6.3.3. Given the above, it is proposed to remove the following:
i. Requirement of appointing a monitoring agency.
ii. Requirement of obtaining Viability certificate or Detailed Project Appraisal report (DPAR) before filing of offer document in case of public issue.
iii. Requirement of establishing a separate project implementation cell for monitoring of projects.
iv. Requirement mandating the issuer to mandatorily contribute 20% of the project costs from its own internal resources or grants.
v. Requirement of maintenance of 100% asset cover and specification of resources in whose favour charge can be created by the issuer.
vi. Requirement of backing of State or Central Government and structured payment mechanism in case of unsecured debt securities.
7. Other changes:
7.1. Current regulatory requirement:
a) Regulation 5(1) and Regulation 5(3), 5(4) of ILDM Regulations provide that if an issuer intends to make a public issue, then it can issue only revenue bonds with a minimum tenure of three years and maximum tenure of thirty years or such period as specified by SEBI from time to time.
b) Regulation 15(1)(f) of ILDS regulations provide that for private placement, the minimum subscription amount per investor is rupees twenty five lakh or such amount as may be specified by SEBI from time to time.
7.2. Need for Review:
a) It has been represented that restricting the ability of the issuers by specifying the type of bonds and the tenure for which the funds may be raised under ILDM Regulations reduces the flexibility of the issuers to structure their debt issuance as per their resource requirements. Given the investor protection measures relating to creation of specific Escrow Accounts, as given at para 6.3.1 above, it is proposed that the issuer may be permitted to offer any type of bond, whether revenue or general.
b) The minimum subscription amount for corporate bonds, in case of private placement, is Rs 10 lakhs. However, the said requirement for municipal bonds, in private placement, is Rs 25 Lakhs.

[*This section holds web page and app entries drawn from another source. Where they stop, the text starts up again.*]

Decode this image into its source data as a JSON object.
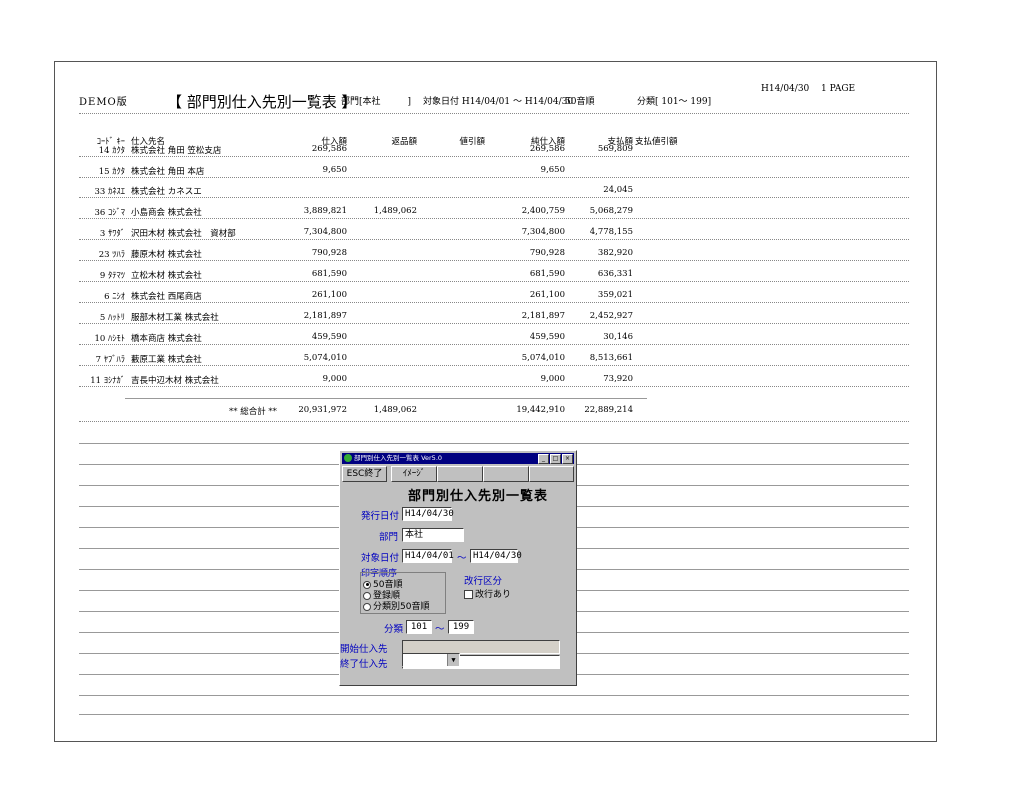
{
  "report": {
    "demo": "DEMO版",
    "title": "【 部門別仕入先別一覧表 】",
    "dept": "部門[本社　　　]",
    "target": "対象日付 H14/04/01 ～ H14/04/30",
    "order": "50音順",
    "category": "分類[ 101～ 199]",
    "date": "H14/04/30",
    "page": "1 PAGE",
    "headers": {
      "code": "ｺｰﾄﾞ ｷｰ",
      "name": "仕入先名",
      "shiire": "仕入額",
      "henpin": "返品額",
      "nebiki": "値引額",
      "jun": "純仕入額",
      "shiharai": "支払額",
      "shnebiki": "支払値引額"
    },
    "rows": [
      {
        "code": "14 ｶｸﾀ",
        "name": "株式会社 角田 笠松支店",
        "shiire": "269,586",
        "henpin": "",
        "jun": "269,586",
        "shiharai": "569,809"
      },
      {
        "code": "15 ｶｸﾀ",
        "name": "株式会社 角田 本店",
        "shiire": "9,650",
        "henpin": "",
        "jun": "9,650",
        "shiharai": ""
      },
      {
        "code": "33 ｶﾈｽｴ",
        "name": "株式会社 カネスエ",
        "shiire": "",
        "henpin": "",
        "jun": "",
        "shiharai": "24,045"
      },
      {
        "code": "36 ｺｼﾞﾏ",
        "name": "小島商会 株式会社",
        "shiire": "3,889,821",
        "henpin": "1,489,062",
        "jun": "2,400,759",
        "shiharai": "5,068,279"
      },
      {
        "code": "3 ｻﾜﾀﾞ",
        "name": "沢田木材 株式会社　資材部",
        "shiire": "7,304,800",
        "henpin": "",
        "jun": "7,304,800",
        "shiharai": "4,778,155"
      },
      {
        "code": "23 ﾂﾊﾗ",
        "name": "藤原木材 株式会社",
        "shiire": "790,928",
        "henpin": "",
        "jun": "790,928",
        "shiharai": "382,920"
      },
      {
        "code": "9 ﾀﾃﾏﾂ",
        "name": "立松木材 株式会社",
        "shiire": "681,590",
        "henpin": "",
        "jun": "681,590",
        "shiharai": "636,331"
      },
      {
        "code": "6 ﾆｼｵ",
        "name": "株式会社 西尾商店",
        "shiire": "261,100",
        "henpin": "",
        "jun": "261,100",
        "shiharai": "359,021"
      },
      {
        "code": "5 ﾊｯﾄﾘ",
        "name": "服部木材工業 株式会社",
        "shiire": "2,181,897",
        "henpin": "",
        "jun": "2,181,897",
        "shiharai": "2,452,927"
      },
      {
        "code": "10 ﾊｼﾓﾄ",
        "name": "橋本商店 株式会社",
        "shiire": "459,590",
        "henpin": "",
        "jun": "459,590",
        "shiharai": "30,146"
      },
      {
        "code": "7 ﾔﾌﾞﾊﾗ",
        "name": "藪原工業 株式会社",
        "shiire": "5,074,010",
        "henpin": "",
        "jun": "5,074,010",
        "shiharai": "8,513,661"
      },
      {
        "code": "11 ﾖｼﾅｶﾞ",
        "name": "吉長中辺木材 株式会社",
        "shiire": "9,000",
        "henpin": "",
        "jun": "9,000",
        "shiharai": "73,920"
      }
    ],
    "total": {
      "label": "** 総合計 **",
      "shiire": "20,931,972",
      "henpin": "1,489,062",
      "jun": "19,442,910",
      "shiharai": "22,889,214"
    }
  },
  "dialog": {
    "window_title": "部門別仕入先別一覧表 Ver5.0",
    "btn_min": "_",
    "btn_max": "□",
    "btn_close": "×",
    "btn_esc": "ESC終了",
    "btn_image": "ｲﾒｰｼﾞ",
    "heading": "部門別仕入先別一覧表",
    "issue_label": "発行日付",
    "issue_value": "H14/04/30",
    "dept_label": "部門",
    "dept_value": "本社",
    "target_label": "対象日付",
    "target_from": "H14/04/01",
    "tilde": "～",
    "target_to": "H14/04/30",
    "print_order_label": "印字順序",
    "radio_1": "50音順",
    "radio_2": "登録順",
    "radio_3": "分類別50音順",
    "page_break_label": "改行区分",
    "page_break_check": "改行あり",
    "category_label": "分類",
    "category_from": "101",
    "category_to": "199",
    "start_supplier_label": "開始仕入先",
    "end_supplier_label": "終了仕入先",
    "dropdown_arrow": "▼"
  }
}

It has been represented that the requirement of minimum subscription for municipal bonds be aligned with that for corporate bonds.
a) It is proposed to align the minimum subscription limit in case of private placement of debt securities under ILDM Regulations, with that for corporate bonds. The current minimum subscription amount is therefore proposed to be reduced from rupees twenty five lakh rupees to rupees ten lakhs and in multiples of rupees ten lakhs.
b) It is also proposed to delete the following provisions in ILDM Regulations:
i. Issuer can issue only revenue bonds in case of public issue
ii. Revenue bonds shall have a minimum tenure of three years and maximum tenure of thirty years.
D. Public comments:
Public comments are invited on the proposals mentioned in this paper. The comments, may be sent by email or through post, latest by June 10, 2019, in the following format:
|Details of Responder|
1if responding in personal capacity
|Comments on the proposals as mentioned in this paper|
|Sr. No.||Para No.||Comment/proposed change||Rationale|
While sending email kindly ensure the subject is “Consultation Paper on Review of SEBI (Issue and Listing of Debt Securities by Municipalities) Regulations, 2015”͘
Ms. Richa G. Agarwal
Deputy General Manager
Department of Debt and Hybrid Securities
Securities and Exchange Board of India
C4-A, G Block
Bandra Kurla Complex
Mumbai – 400 051
Issued on: May 20, 2019